Welcome to my website! I am an Assistant Professor of Finance in the Terry College of Business at the University of Georgia. I conduct primarily empirical research in banking and corporate finance.
I completed a Ph.D. in Finance at the New York University Stern School of Business in May 2018.
The secular rise of "zombie" borrowers, insolvent firms sustained by continued extension of credit by complicit banks, has been a source of concern for mature and emerging economies alike. Using supervisory data on the universe of large bank-borrower relationships in India, we introduce a novel method for identifying zombies. Although there was widespread non-disclosure of zombies in India in 2014, the beginning of the sample period, there have been major improvements since. We examine changes in zombie reporting around two key policy changes: an overhaul of the bankruptcy code and a regulatory intervention removing lender discretion in bad loan recognition. Increases in reporting were modest after the bankruptcy reform but there was a sizable jump in the recognition of zombies after the regulatory intervention. Post-intervention results show that lending has been reallocated to large, healthy borrowers. However, under-reporting still exists, particularly among public-sector banks. Overall, our results indicate that regulatory action might be necessary, above and beyond bankruptcy reform, to target "zombie" lending.

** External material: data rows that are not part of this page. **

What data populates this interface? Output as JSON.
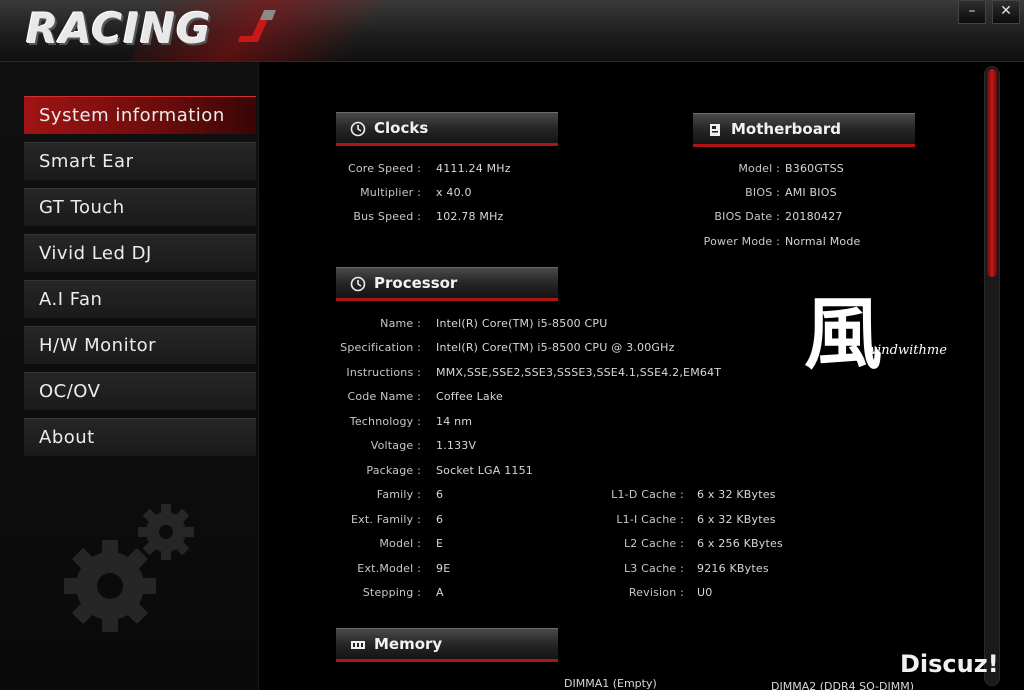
{
  "app": {
    "logo_text": "RACING",
    "minimize_glyph": "–",
    "close_glyph": "✕"
  },
  "sidebar": {
    "items": [
      {
        "label": "System information",
        "active": true
      },
      {
        "label": "Smart Ear"
      },
      {
        "label": "GT Touch"
      },
      {
        "label": "Vivid Led DJ"
      },
      {
        "label": "A.I Fan"
      },
      {
        "label": "H/W Monitor"
      },
      {
        "label": "OC/OV"
      },
      {
        "label": "About"
      }
    ]
  },
  "clocks": {
    "title": "Clocks",
    "icon": "clock-icon",
    "core_speed_label": "Core Speed :",
    "core_speed": "4111.24 MHz",
    "multiplier_label": "Multiplier :",
    "multiplier": "x 40.0",
    "bus_speed_label": "Bus Speed :",
    "bus_speed": "102.78 MHz"
  },
  "motherboard": {
    "title": "Motherboard",
    "icon": "motherboard-icon",
    "model_label": "Model :",
    "model": "B360GTSS",
    "bios_label": "BIOS :",
    "bios": "AMI BIOS",
    "bios_date_label": "BIOS Date :",
    "bios_date": "20180427",
    "power_mode_label": "Power Mode :",
    "power_mode": "Normal Mode"
  },
  "processor": {
    "title": "Processor",
    "icon": "clock-icon",
    "name_label": "Name :",
    "name": "Intel(R) Core(TM) i5-8500 CPU",
    "spec_label": "Specification :",
    "spec": "Intel(R) Core(TM) i5-8500 CPU @ 3.00GHz",
    "instructions_label": "Instructions :",
    "instructions": "MMX,SSE,SSE2,SSE3,SSSE3,SSE4.1,SSE4.2,EM64T",
    "code_name_label": "Code Name :",
    "code_name": "Coffee Lake",
    "technology_label": "Technology :",
    "technology": "14 nm",
    "voltage_label": "Voltage :",
    "voltage": "1.133V",
    "package_label": "Package :",
    "package": "Socket LGA 1151",
    "family_label": "Family :",
    "family": "6",
    "ext_family_label": "Ext. Family :",
    "ext_family": "6",
    "model_label": "Model :",
    "model": "E",
    "ext_model_label": "Ext.Model :",
    "ext_model": "9E",
    "stepping_label": "Stepping :",
    "stepping": "A",
    "l1d_label": "L1-D Cache :",
    "l1d": "6 x 32 KBytes",
    "l1i_label": "L1-I Cache :",
    "l1i": "6 x 32 KBytes",
    "l2_label": "L2 Cache :",
    "l2": "6 x 256 KBytes",
    "l3_label": "L3 Cache :",
    "l3": "9216 KBytes",
    "revision_label": "Revision :",
    "revision": "U0"
  },
  "memory": {
    "title": "Memory",
    "icon": "memory-icon",
    "dimm1": "DIMMA1 (Empty)",
    "dimm2": "DIMMA2 (DDR4 SO-DIMM)"
  },
  "watermark": {
    "char": "風",
    "text": "windwithme",
    "site": "Discuz!"
  }
}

Banks create value by issuing deposits and making loans, yet little is known about the relative importance of these two functions. I study this question in the setting of failed bank auctions. This allows me to obtain causal estimates by comparing outcomes for the winning bank to those of the second highest bidder. Consistent with a positive value effect from the acquisition, the winning bank experiences a large positive abnormal return upon announcement of the auction result. I show that this increased value is mainly due to deposits, not loans. After the acquisition, the winning bank sharply cuts lending to the failed bank’s borrowers, including those who were not responsible for the bank’s failure. However, the winning bank retains almost all of the failed bank’s deposits, despite shutting down some of its branches. It does not channel these deposits into lending in other areas, indicating that the value of deposits is separate from their role in financing loans. Rather, it lowers deposit rates throughout its network, reflecting increased deposit market power. Overall, my results show that the deposit franchise is the main source of value in these acquisitions, and hence likely a principal source of bank value more broadly.
We study the causes and consequences of the rise in foreign currency borrowing by non-financial corporates in an emerging market over the last decade. Using detailed firm-level issuance data from India, we show that issuance propensity for the same firm is higher when the difference in short-term interest rates between India and the US are higher i.e. when the dollar ‘carry trade’ is more profitable; a phenomenon that is driven by the period after the global financial crisis. In contrast, most standard firm-level variables, on their own, are not predictive of issuance. Consistent with the carry trade motive, we find that firms with low leverage are most likely to take advantage of these favorable funding conditions; firm cash holdings rise more after a foreign currency debt issue than after an equivalent amount raised through other sources; and firm exposure to foreign exchange risk rises after an issuance implying that the currency risk is not fully hedged. Using the ‘taper tantrum’ episode of Summer 2013 as an unexpected shock to foreign exchange volatility, we find that a market-based measure of FX exposure does a better job in capturing firm exposures than accounting measures. Firms with high FX exposure and a propensity to issue in more favorable funding environments are the hardest hit during the taper tantrum episode. Finally, we also present suggestive evidence that risks spill over to local banks from foreign currency borrowers with whom they have relationships.
Using changes in the composition of the US House Financial Services Committee as a shock to a region’s political importance, I provide evidence that financial institutions alter lending patterns depending on whether a county is represented by a member of the committee. The effects are asymmetric – on gaining a member, counties see no immediate change but on losing a member, there is a decline in home mortgage loans originated. This asymmetry is consistent with models that emphasize reputation building in the market for political favors. Effects are greater where the politician receives less direct contributions suggesting that these indirect contributions might be substitutes for direct giving. In the presence of limits on campaign contributions, these results emphasize alternate channels that firms may employ to influence politicians.